◆ **What is expected**:
From the records below, give the number of lines that contain the string "index", without any other text.
========================================================================
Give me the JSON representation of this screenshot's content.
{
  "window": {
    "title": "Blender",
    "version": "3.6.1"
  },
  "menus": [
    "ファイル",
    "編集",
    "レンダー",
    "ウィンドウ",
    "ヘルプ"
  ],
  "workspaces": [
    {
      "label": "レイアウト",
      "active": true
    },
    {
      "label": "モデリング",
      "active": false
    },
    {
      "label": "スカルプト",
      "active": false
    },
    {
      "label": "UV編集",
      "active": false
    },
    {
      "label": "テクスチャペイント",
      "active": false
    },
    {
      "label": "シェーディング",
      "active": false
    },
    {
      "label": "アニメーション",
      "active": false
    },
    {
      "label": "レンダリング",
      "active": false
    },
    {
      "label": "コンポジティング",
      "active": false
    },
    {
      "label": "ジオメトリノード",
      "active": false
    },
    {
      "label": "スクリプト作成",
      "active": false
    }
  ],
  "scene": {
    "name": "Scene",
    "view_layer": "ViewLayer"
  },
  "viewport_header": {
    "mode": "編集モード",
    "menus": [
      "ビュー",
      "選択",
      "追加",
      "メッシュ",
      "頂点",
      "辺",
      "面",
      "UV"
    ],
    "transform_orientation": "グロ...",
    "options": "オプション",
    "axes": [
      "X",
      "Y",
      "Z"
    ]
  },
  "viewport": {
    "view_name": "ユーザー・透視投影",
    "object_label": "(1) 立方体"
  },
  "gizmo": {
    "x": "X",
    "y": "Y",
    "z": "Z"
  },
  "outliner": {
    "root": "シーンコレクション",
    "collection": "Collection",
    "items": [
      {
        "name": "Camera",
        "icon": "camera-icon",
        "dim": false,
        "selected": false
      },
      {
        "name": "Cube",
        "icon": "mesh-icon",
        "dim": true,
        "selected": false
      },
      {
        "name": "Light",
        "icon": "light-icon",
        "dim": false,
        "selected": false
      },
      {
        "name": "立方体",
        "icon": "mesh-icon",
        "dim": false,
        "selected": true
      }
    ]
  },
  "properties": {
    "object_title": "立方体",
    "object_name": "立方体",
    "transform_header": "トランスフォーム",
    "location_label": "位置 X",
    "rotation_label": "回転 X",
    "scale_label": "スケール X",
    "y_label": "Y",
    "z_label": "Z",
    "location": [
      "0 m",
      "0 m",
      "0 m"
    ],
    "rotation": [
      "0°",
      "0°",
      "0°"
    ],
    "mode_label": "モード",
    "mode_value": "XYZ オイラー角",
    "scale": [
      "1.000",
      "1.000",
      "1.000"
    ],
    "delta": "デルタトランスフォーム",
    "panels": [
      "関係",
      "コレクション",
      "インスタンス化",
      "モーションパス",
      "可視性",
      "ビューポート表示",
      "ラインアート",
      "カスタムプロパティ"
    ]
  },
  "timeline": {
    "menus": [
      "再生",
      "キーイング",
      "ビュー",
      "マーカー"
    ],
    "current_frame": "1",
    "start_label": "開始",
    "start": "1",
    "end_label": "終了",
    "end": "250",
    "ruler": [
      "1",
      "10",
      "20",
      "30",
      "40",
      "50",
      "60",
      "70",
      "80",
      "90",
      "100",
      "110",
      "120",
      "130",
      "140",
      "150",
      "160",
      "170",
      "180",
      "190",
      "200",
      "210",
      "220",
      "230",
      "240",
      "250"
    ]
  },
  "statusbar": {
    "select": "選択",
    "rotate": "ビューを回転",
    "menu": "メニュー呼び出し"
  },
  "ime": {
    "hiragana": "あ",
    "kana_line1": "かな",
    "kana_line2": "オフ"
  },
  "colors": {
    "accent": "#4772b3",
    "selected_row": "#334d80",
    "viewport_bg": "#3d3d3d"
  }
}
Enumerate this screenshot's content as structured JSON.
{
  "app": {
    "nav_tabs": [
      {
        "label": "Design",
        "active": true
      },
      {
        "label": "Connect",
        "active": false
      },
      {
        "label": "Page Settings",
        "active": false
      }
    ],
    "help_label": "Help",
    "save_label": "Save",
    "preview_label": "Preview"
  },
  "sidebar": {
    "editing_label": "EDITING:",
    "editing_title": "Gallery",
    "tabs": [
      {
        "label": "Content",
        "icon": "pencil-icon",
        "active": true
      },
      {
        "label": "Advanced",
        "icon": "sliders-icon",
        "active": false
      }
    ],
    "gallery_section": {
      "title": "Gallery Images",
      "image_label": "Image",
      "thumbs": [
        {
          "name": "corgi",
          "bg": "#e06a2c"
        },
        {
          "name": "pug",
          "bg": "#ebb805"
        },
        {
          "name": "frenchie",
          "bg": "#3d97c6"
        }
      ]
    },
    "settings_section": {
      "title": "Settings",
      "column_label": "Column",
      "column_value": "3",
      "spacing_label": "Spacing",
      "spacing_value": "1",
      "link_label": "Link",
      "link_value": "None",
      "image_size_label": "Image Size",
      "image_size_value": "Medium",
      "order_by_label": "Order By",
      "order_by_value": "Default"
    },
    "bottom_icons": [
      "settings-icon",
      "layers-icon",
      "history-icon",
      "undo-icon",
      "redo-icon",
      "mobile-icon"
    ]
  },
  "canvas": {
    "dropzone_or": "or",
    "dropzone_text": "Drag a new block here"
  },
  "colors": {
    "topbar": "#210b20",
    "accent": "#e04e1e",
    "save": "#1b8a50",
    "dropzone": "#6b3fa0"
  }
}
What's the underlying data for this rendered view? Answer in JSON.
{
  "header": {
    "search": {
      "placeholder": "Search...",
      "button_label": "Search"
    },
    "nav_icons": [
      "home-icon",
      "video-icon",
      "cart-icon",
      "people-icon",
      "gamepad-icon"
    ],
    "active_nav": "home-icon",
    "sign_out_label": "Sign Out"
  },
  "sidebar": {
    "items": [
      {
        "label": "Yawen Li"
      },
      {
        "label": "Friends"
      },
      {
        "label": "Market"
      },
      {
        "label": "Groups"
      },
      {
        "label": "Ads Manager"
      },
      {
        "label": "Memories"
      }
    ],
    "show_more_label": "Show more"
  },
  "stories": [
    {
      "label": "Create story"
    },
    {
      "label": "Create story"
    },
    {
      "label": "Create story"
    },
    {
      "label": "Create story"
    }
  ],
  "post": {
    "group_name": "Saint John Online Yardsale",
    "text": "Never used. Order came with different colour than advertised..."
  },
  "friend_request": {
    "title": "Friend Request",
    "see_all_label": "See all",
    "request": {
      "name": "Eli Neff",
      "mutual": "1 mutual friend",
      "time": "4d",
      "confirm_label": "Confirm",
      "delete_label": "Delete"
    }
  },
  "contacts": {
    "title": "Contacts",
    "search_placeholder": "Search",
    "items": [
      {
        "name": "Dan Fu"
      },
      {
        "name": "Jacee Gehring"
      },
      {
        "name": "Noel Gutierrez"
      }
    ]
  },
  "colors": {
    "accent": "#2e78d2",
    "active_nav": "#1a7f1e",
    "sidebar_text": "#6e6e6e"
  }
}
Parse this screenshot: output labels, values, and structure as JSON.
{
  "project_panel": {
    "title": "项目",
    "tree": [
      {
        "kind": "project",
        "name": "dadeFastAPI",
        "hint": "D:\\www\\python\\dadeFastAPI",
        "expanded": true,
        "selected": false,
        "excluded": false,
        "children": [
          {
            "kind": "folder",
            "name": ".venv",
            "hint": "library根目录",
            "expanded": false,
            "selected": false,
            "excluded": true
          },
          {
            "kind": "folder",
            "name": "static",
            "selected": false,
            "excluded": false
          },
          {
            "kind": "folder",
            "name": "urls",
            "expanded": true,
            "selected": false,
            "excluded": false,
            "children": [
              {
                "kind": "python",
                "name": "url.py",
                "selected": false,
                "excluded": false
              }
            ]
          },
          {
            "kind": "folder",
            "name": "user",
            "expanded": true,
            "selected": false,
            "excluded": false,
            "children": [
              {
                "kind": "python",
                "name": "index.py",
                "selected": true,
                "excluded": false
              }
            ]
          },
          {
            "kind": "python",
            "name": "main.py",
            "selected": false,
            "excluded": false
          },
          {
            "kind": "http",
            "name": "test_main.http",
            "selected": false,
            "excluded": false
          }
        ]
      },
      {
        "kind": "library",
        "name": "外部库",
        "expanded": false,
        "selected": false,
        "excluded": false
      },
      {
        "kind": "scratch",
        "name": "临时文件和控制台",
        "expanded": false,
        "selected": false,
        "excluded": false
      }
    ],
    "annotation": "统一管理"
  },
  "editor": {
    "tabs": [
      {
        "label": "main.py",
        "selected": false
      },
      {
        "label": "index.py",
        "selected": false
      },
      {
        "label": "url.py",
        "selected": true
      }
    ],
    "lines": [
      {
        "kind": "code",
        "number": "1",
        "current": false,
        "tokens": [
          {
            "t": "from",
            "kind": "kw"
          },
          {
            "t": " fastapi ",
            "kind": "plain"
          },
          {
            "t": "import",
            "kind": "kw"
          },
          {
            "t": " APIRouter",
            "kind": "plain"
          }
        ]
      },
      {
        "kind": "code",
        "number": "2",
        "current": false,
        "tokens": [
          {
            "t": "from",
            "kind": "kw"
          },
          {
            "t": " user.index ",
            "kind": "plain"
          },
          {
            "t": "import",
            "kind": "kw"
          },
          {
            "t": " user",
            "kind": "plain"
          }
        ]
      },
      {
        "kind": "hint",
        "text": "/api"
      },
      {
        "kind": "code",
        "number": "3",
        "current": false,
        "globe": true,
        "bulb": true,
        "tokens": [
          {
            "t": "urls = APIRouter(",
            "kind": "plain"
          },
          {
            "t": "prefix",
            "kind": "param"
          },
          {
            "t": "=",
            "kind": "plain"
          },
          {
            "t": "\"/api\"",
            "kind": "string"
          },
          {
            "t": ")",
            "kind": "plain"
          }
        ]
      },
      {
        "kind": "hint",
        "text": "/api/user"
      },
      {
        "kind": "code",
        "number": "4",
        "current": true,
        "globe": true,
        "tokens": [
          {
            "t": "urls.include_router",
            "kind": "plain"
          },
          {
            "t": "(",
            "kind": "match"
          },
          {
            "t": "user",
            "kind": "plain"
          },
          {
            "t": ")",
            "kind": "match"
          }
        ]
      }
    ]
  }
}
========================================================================
◆ **Answer below**:
3